Check every line below for the string "selected", and copy the lines that contain it.

-------- Available data

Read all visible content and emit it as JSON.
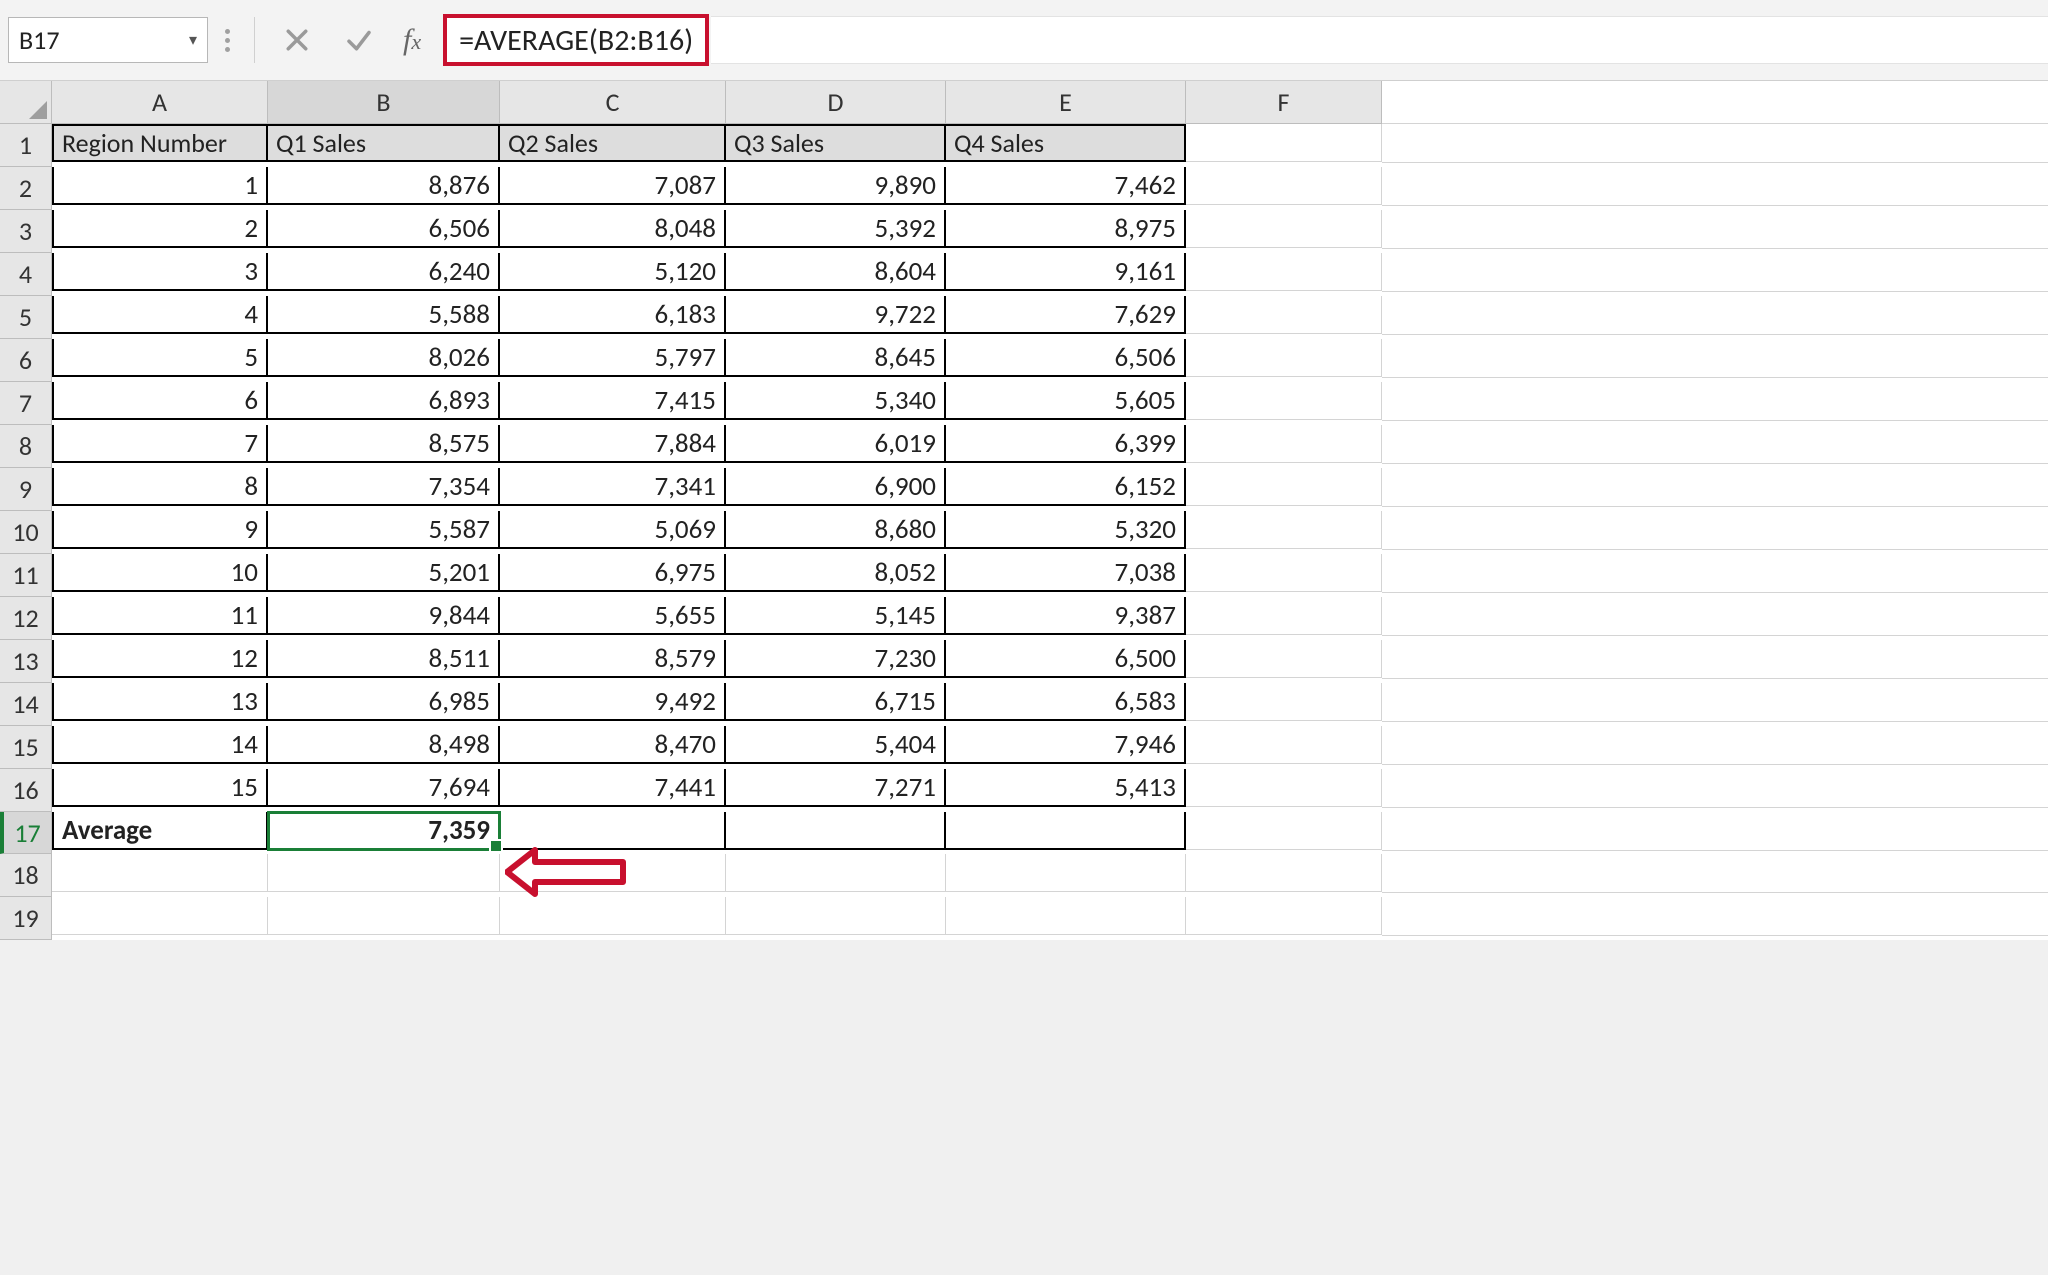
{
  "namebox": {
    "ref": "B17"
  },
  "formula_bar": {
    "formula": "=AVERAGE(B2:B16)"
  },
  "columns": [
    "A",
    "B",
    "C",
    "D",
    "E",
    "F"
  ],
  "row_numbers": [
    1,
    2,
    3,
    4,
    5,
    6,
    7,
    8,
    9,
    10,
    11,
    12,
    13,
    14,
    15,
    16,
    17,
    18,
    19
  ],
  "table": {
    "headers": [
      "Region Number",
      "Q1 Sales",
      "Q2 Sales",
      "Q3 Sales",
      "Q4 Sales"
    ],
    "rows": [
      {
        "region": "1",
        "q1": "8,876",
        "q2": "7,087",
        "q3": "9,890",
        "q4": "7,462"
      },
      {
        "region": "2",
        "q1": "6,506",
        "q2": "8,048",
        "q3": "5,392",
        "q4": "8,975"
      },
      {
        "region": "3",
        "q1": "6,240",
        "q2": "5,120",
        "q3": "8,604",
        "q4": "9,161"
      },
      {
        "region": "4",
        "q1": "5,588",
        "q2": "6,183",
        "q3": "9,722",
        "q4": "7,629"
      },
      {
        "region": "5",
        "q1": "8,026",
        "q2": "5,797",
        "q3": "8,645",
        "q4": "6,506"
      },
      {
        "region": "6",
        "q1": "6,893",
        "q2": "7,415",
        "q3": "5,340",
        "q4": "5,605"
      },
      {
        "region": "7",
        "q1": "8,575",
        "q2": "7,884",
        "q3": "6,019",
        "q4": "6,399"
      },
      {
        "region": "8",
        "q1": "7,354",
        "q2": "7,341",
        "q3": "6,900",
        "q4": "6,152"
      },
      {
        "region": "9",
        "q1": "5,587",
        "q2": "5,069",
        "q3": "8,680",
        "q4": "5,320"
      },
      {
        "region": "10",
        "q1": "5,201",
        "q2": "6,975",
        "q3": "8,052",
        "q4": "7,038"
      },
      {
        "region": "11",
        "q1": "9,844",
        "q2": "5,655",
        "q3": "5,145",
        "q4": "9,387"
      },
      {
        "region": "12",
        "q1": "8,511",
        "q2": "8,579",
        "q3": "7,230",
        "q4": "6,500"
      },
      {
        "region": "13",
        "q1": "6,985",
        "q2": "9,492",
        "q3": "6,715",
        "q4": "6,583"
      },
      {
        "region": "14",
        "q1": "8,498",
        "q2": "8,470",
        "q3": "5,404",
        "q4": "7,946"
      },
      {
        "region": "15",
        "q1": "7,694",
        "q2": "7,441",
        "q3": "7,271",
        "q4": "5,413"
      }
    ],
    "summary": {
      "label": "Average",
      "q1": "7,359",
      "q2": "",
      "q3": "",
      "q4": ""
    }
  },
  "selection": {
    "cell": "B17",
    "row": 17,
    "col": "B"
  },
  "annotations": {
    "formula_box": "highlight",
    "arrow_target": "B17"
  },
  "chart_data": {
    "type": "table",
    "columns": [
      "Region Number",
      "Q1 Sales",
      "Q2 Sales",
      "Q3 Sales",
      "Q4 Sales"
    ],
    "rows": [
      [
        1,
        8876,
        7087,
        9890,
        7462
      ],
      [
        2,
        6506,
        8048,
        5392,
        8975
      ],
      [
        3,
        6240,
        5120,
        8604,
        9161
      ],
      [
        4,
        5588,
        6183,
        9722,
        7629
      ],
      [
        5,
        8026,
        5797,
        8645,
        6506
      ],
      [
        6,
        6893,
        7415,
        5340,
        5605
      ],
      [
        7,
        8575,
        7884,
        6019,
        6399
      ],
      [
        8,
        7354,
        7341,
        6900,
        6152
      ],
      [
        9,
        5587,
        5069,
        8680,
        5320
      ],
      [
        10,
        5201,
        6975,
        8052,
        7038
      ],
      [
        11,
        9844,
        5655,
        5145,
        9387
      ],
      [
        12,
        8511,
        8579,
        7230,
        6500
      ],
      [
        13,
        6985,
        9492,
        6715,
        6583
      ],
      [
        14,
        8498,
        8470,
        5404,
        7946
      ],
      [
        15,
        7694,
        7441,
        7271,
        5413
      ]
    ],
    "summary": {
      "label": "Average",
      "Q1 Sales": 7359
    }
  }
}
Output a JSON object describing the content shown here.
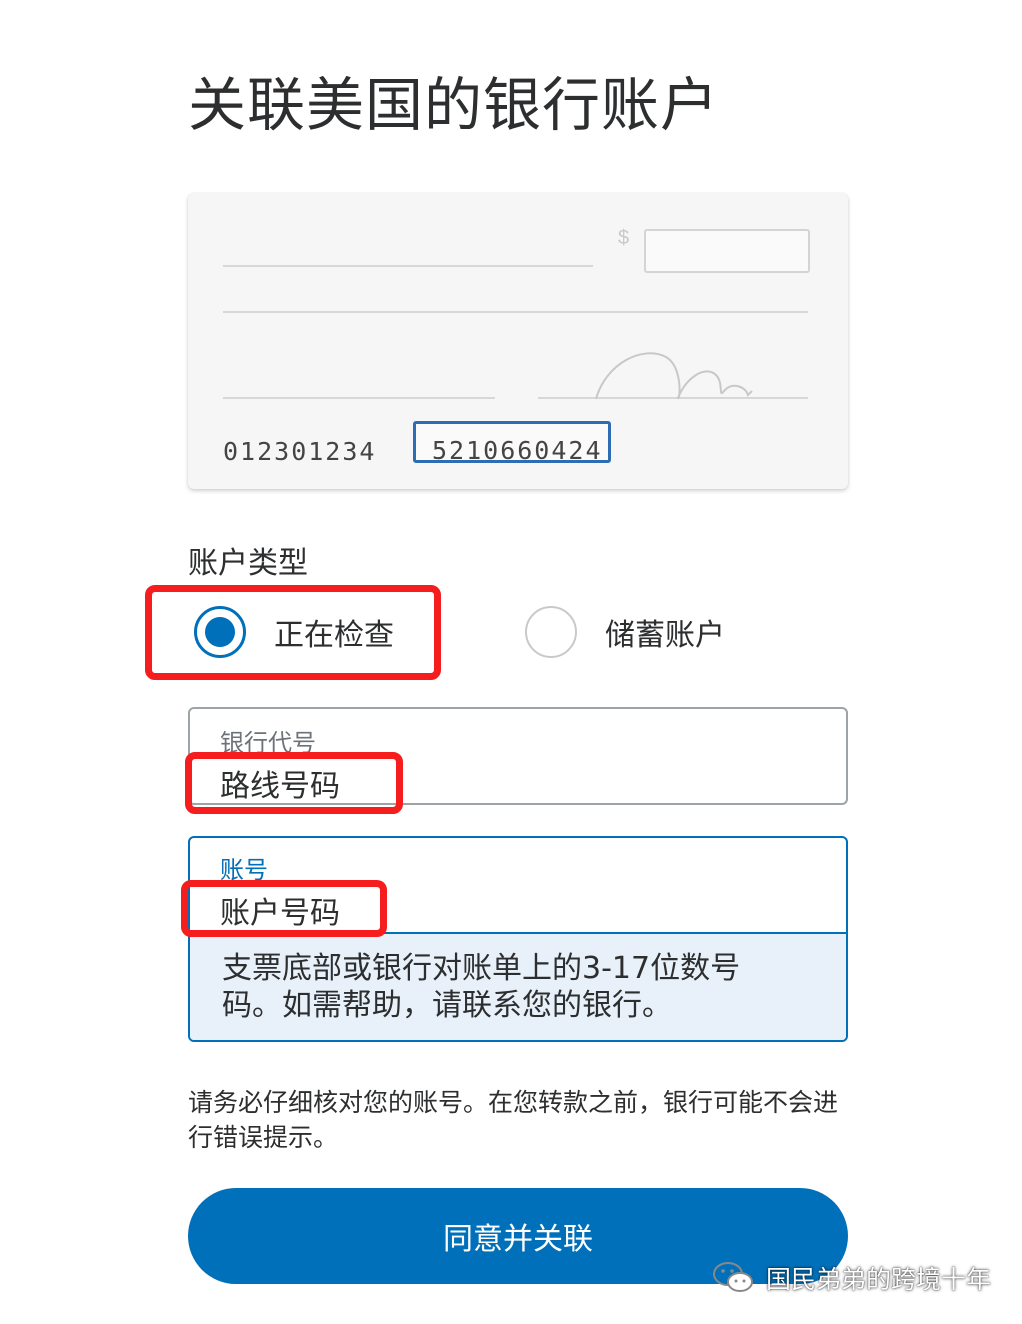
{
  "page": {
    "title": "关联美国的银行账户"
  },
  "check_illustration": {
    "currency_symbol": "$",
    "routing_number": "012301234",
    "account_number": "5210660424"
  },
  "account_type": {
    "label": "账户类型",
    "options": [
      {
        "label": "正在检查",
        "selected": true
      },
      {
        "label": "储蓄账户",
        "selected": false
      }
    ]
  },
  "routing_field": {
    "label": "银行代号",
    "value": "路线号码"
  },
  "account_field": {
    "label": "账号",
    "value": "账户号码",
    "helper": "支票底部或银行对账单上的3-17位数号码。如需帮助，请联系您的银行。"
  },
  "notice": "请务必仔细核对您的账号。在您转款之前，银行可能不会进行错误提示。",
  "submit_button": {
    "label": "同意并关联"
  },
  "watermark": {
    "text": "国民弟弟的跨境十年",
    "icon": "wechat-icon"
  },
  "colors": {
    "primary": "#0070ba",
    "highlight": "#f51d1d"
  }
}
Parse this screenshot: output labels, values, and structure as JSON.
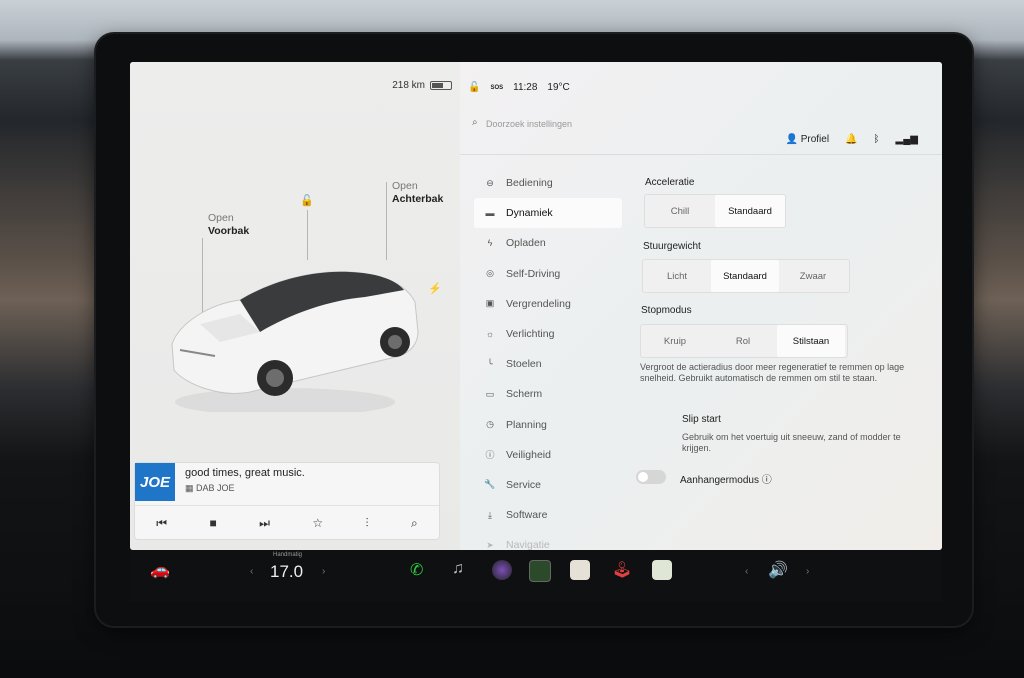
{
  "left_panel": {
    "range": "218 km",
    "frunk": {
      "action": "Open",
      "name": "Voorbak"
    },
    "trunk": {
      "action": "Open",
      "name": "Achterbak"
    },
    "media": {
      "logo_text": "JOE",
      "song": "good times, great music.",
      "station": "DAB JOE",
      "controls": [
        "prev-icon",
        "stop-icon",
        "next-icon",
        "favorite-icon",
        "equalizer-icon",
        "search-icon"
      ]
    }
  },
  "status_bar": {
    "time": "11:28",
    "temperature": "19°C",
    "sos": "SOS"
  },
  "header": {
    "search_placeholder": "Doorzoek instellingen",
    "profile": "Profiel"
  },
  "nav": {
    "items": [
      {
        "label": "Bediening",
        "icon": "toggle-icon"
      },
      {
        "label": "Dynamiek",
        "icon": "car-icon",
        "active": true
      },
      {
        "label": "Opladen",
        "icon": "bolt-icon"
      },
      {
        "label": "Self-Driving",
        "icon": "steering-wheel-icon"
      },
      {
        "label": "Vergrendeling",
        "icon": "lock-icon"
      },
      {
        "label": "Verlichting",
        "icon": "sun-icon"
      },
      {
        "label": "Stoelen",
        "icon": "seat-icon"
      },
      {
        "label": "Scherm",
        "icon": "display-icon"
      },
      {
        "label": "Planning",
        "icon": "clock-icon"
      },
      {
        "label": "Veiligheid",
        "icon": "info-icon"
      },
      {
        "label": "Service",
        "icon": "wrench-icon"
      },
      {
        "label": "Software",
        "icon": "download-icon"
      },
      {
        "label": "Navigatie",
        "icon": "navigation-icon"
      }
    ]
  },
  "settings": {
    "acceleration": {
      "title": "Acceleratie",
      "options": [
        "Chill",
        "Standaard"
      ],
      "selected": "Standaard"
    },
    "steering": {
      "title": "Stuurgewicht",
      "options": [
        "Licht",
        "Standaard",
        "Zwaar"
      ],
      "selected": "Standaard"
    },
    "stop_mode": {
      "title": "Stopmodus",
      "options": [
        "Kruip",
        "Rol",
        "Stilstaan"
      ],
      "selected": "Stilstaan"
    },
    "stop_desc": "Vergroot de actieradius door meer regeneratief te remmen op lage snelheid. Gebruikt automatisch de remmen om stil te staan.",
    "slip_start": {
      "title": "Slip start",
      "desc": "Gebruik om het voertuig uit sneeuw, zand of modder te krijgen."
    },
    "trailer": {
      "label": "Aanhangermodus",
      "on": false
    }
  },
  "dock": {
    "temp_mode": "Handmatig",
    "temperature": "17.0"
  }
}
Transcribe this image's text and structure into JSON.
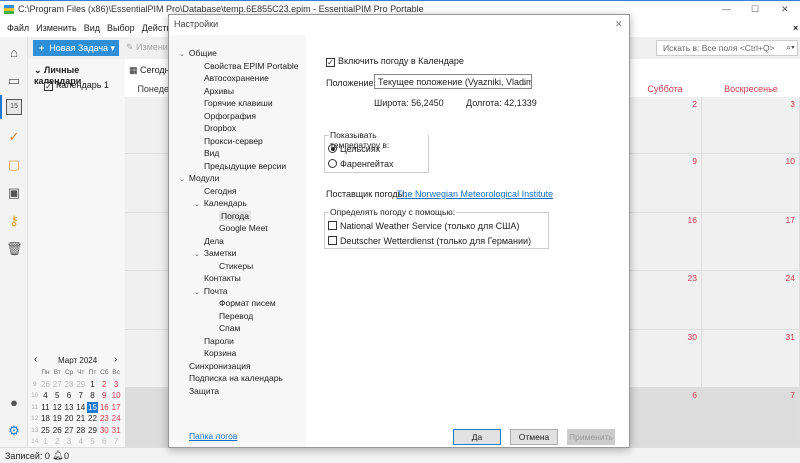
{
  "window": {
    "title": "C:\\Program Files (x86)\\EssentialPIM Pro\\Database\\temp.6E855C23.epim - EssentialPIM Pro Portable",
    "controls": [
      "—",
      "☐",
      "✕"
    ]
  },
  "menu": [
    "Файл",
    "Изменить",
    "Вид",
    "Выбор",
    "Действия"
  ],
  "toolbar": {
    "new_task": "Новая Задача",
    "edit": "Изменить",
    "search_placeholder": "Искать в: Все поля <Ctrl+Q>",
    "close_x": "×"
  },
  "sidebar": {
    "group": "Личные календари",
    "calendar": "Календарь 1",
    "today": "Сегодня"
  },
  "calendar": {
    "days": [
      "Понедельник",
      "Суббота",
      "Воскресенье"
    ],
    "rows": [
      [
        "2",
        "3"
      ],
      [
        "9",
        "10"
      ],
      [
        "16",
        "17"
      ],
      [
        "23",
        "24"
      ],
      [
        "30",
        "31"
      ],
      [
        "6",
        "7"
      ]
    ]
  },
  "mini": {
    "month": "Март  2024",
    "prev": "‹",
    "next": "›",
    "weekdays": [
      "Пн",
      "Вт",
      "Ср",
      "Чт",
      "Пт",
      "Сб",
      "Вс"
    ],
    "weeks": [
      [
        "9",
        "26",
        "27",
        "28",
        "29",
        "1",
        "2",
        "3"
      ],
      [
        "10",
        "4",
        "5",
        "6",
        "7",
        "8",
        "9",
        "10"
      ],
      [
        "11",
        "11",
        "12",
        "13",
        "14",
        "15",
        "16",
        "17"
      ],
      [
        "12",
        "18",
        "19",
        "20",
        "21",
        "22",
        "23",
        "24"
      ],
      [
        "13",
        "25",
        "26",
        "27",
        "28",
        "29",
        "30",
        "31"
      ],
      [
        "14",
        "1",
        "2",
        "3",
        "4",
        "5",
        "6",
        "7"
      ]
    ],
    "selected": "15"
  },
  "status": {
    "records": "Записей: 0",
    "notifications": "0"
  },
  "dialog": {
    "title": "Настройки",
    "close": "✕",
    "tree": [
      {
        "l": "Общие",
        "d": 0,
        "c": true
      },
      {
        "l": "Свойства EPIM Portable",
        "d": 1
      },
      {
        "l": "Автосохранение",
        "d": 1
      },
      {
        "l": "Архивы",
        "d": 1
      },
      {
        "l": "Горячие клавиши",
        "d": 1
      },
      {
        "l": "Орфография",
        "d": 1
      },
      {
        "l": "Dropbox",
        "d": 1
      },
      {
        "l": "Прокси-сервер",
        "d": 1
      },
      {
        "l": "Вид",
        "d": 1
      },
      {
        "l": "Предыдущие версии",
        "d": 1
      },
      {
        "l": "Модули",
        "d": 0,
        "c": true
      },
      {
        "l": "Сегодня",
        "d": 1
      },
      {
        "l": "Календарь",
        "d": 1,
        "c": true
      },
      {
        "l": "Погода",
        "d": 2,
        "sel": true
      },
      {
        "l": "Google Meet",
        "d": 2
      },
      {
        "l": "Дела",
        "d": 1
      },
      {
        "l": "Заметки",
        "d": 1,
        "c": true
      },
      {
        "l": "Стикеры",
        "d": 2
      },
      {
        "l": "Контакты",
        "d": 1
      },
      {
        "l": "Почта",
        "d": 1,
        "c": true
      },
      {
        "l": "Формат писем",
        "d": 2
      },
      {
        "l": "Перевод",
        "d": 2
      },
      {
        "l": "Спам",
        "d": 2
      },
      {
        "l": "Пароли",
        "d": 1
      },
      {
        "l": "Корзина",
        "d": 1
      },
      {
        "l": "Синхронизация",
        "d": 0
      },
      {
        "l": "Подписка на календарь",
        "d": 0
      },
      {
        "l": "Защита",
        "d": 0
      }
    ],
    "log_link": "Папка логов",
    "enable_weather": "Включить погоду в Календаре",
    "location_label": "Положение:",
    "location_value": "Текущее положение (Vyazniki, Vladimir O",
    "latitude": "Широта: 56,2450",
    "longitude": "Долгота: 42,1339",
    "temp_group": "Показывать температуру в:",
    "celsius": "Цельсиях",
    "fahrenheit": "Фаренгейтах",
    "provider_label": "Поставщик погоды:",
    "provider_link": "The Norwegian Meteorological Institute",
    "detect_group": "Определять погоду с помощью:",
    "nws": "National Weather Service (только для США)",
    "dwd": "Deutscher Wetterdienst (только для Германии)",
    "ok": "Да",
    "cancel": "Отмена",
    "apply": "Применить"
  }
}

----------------

-- Exercise result --
        "selected": true
        "selected": false
      "selected": "Standaard"
      "selected": "Standaard"
      "selected": "Stilstaan"
    "selected": "15"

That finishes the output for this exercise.